Rockwool is an artificial media made from quartz sand that has been heated above 1200° C and spun into fibers then formed into slabs, cubes, and blocks. Most production of rockwool comes from European countries and is a major substrate for the greenhouse industry, but use of rockwool is declining due to cost and lack of options for disposal of used rockwool.
Advantages: The production process involving heat makes rockwool completely free of pathogens. The fibers of rockwool make it highly porous thus allowing a high air-porosity ratio in the root zone. Rockwool is inert and contains some silica that can be available to plants.

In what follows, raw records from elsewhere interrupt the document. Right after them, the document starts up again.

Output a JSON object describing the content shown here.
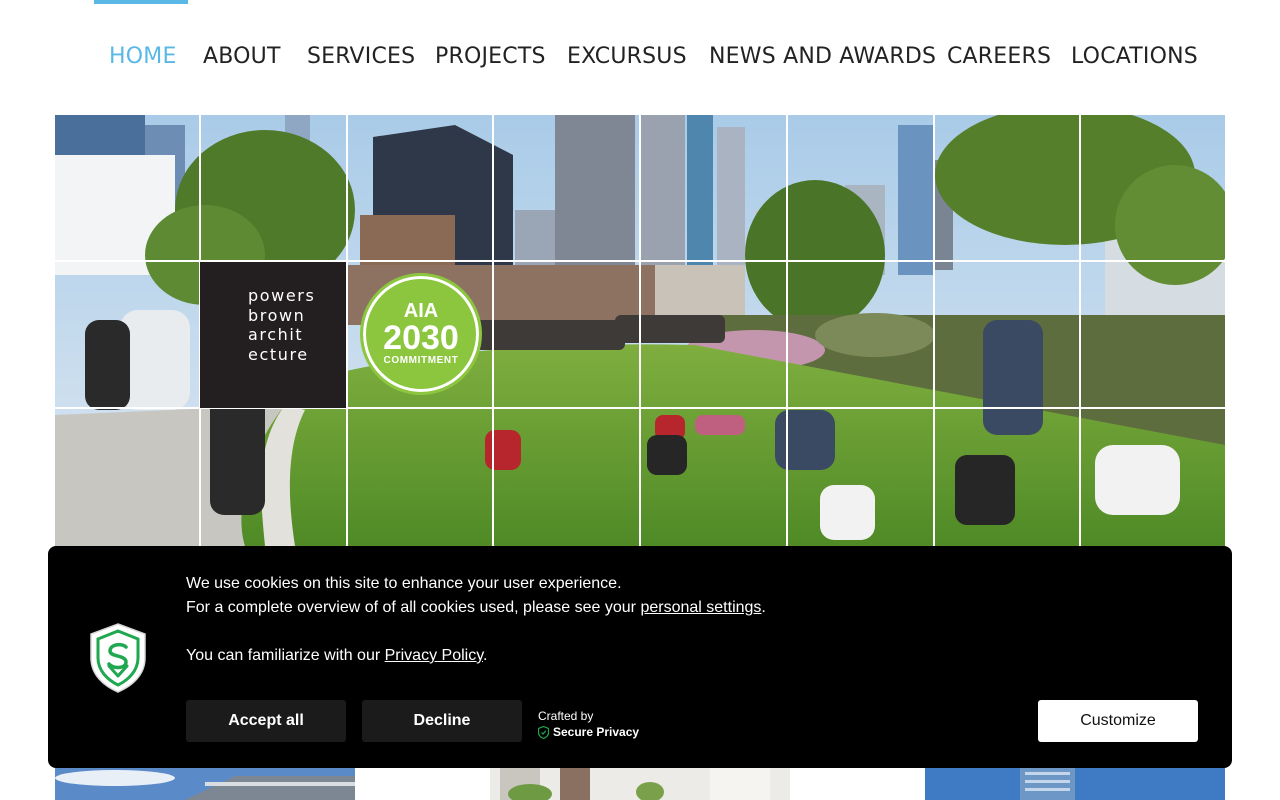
{
  "nav": {
    "items": [
      {
        "label": "HOME",
        "active": true
      },
      {
        "label": "ABOUT"
      },
      {
        "label": "SERVICES"
      },
      {
        "label": "PROJECTS"
      },
      {
        "label": "EXCURSUS"
      },
      {
        "label": "NEWS AND AWARDS"
      },
      {
        "label": "CAREERS"
      },
      {
        "label": "LOCATIONS"
      }
    ]
  },
  "hero": {
    "logo_lines": [
      "powers",
      "brown",
      "archit",
      "ecture"
    ],
    "badge": {
      "top": "AIA",
      "year": "2030",
      "sub": "COMMITMENT"
    }
  },
  "cookie": {
    "line1": "We use cookies on this site to enhance your user experience.",
    "line2_prefix": "For a complete overview of of all cookies used, please see your ",
    "line2_link": "personal settings",
    "line2_suffix": ".",
    "line3_prefix": "You can familiarize with our ",
    "line3_link": "Privacy Policy",
    "line3_suffix": ".",
    "accept_label": "Accept all",
    "decline_label": "Decline",
    "crafted_by": "Crafted by",
    "crafted_brand": "Secure Privacy",
    "customize_label": "Customize"
  },
  "colors": {
    "accent": "#5ab8e6",
    "nav_text": "#222222",
    "banner_bg": "#000000",
    "button_dark": "#1b1b1b",
    "badge_green": "#8cc63f",
    "shield_green": "#1fa84f"
  }
}
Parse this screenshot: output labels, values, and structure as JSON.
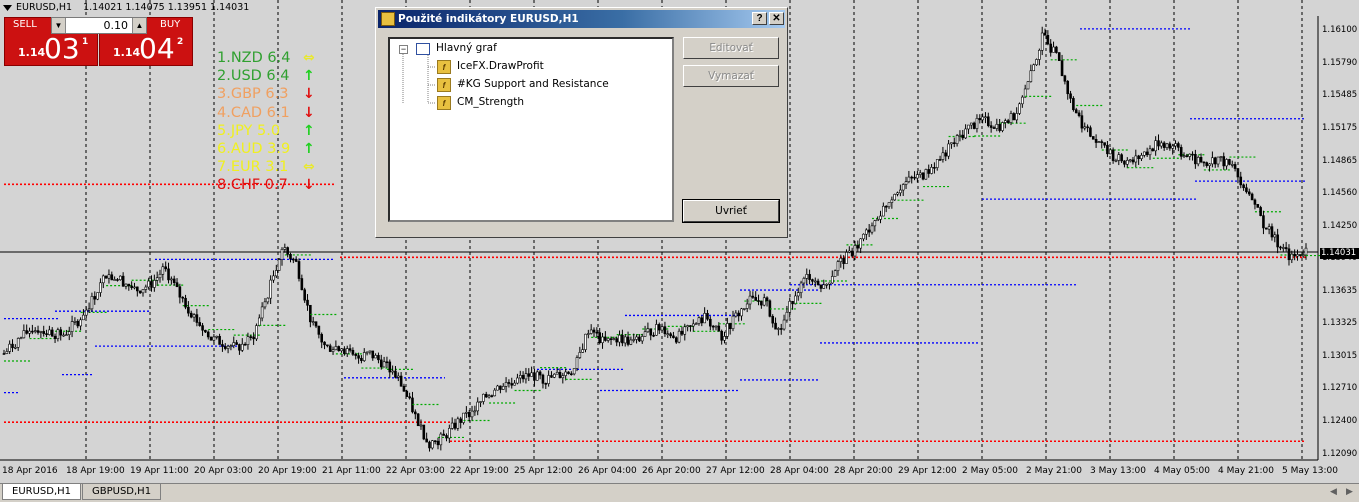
{
  "header": {
    "symbol": "EURUSD,H1",
    "ohlc": "1.14021 1.14075 1.13951 1.14031"
  },
  "trade_panel": {
    "sell_label": "SELL",
    "buy_label": "BUY",
    "lot_value": "0.10",
    "sell_small": "1.14",
    "sell_big": "03",
    "sell_sup": "1",
    "buy_small": "1.14",
    "buy_big": "04",
    "buy_sup": "2",
    "sell_color": "#cc1111",
    "buy_color": "#cc1111"
  },
  "strength": [
    {
      "text": "1.NZD  6.4",
      "color": "#30a030",
      "arrow": "⇔",
      "arrow_color": "#e8e830"
    },
    {
      "text": "2.USD  6.4",
      "color": "#30a030",
      "arrow": "↑",
      "arrow_color": "#20d020"
    },
    {
      "text": "3.GBP  6.3",
      "color": "#f0a060",
      "arrow": "↓",
      "arrow_color": "#e01010"
    },
    {
      "text": "4.CAD  6.1",
      "color": "#f0a060",
      "arrow": "↓",
      "arrow_color": "#e01010"
    },
    {
      "text": "5.JPY  5.0",
      "color": "#f0f020",
      "arrow": "↑",
      "arrow_color": "#20d020"
    },
    {
      "text": "6.AUD  3.9",
      "color": "#f0f020",
      "arrow": "↑",
      "arrow_color": "#20d020"
    },
    {
      "text": "7.EUR  3.1",
      "color": "#f0f020",
      "arrow": "⇔",
      "arrow_color": "#e8e830"
    },
    {
      "text": "8.CHF  0.7",
      "color": "#e01010",
      "arrow": "↓",
      "arrow_color": "#e01010"
    }
  ],
  "price_axis": [
    {
      "label": "1.16100",
      "price": 1.161
    },
    {
      "label": "1.15790",
      "price": 1.1579
    },
    {
      "label": "1.15485",
      "price": 1.15485
    },
    {
      "label": "1.15175",
      "price": 1.15175
    },
    {
      "label": "1.14865",
      "price": 1.14865
    },
    {
      "label": "1.14560",
      "price": 1.1456
    },
    {
      "label": "1.14250",
      "price": 1.1425
    },
    {
      "label": "1.13940",
      "price": 1.1394
    },
    {
      "label": "1.13635",
      "price": 1.13635
    },
    {
      "label": "1.13325",
      "price": 1.13325
    },
    {
      "label": "1.13015",
      "price": 1.13015
    },
    {
      "label": "1.12710",
      "price": 1.1271
    },
    {
      "label": "1.12400",
      "price": 1.124
    },
    {
      "label": "1.12090",
      "price": 1.1209
    }
  ],
  "current_price": "1.14031",
  "time_axis": [
    "18 Apr 2016",
    "18 Apr 19:00",
    "19 Apr 11:00",
    "20 Apr 03:00",
    "20 Apr 19:00",
    "21 Apr 11:00",
    "22 Apr 03:00",
    "22 Apr 19:00",
    "25 Apr 12:00",
    "26 Apr 04:00",
    "26 Apr 20:00",
    "27 Apr 12:00",
    "28 Apr 04:00",
    "28 Apr 20:00",
    "29 Apr 12:00",
    "2 May 05:00",
    "2 May 21:00",
    "3 May 13:00",
    "4 May 05:00",
    "4 May 21:00",
    "5 May 13:00"
  ],
  "dialog": {
    "title": "Použité indikátory EURUSD,H1",
    "help_label": "?",
    "close_label": "✕",
    "tree_root": "Hlavný graf",
    "indicators": [
      "IceFX.DrawProfit",
      "#KG Support and Resistance",
      "CM_Strength"
    ],
    "edit_label": "Editovať",
    "delete_label": "Vymazať",
    "release_label": "Uvrieť"
  },
  "tabs": [
    {
      "label": "EURUSD,H1",
      "active": true
    },
    {
      "label": "GBPUSD,H1",
      "active": false
    }
  ],
  "colors": {
    "chart_bg": "#d4d4d4",
    "grid": "#000000",
    "candle": "#000000",
    "support": "#0000ff",
    "resistance_red": "#ff0000",
    "minor_green": "#00aa00"
  },
  "chart_data": {
    "type": "candlestick",
    "symbol": "EURUSD",
    "timeframe": "H1",
    "ylim": [
      1.1209,
      1.161
    ],
    "close_path_approx": [
      1.1305,
      1.1318,
      1.133,
      1.1325,
      1.1322,
      1.1335,
      1.1355,
      1.138,
      1.1375,
      1.1365,
      1.137,
      1.1385,
      1.136,
      1.134,
      1.132,
      1.1315,
      1.131,
      1.132,
      1.136,
      1.1405,
      1.139,
      1.1335,
      1.131,
      1.1312,
      1.13,
      1.1305,
      1.1295,
      1.128,
      1.125,
      1.122,
      1.1225,
      1.124,
      1.125,
      1.1265,
      1.1275,
      1.128,
      1.1285,
      1.128,
      1.1285,
      1.129,
      1.133,
      1.1315,
      1.132,
      1.1315,
      1.1325,
      1.133,
      1.132,
      1.133,
      1.134,
      1.132,
      1.134,
      1.1355,
      1.1355,
      1.1325,
      1.136,
      1.138,
      1.1365,
      1.139,
      1.14,
      1.142,
      1.144,
      1.146,
      1.147,
      1.1475,
      1.149,
      1.1505,
      1.152,
      1.1525,
      1.152,
      1.153,
      1.156,
      1.1605,
      1.1585,
      1.154,
      1.1515,
      1.15,
      1.149,
      1.1485,
      1.1495,
      1.1505,
      1.15,
      1.149,
      1.1485,
      1.149,
      1.148,
      1.146,
      1.143,
      1.141,
      1.1395,
      1.1403
    ]
  }
}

Disadvantages: Disposal and cost of rockwool make it less than sustainable in long term production. Typically pH values of rockwool are high and are will need to be reduced to maintain optimal pH values for plant growth. Buffering capacity of rockwool is low and can be difficult to manage pH due to water retention characteristics of the fibers used.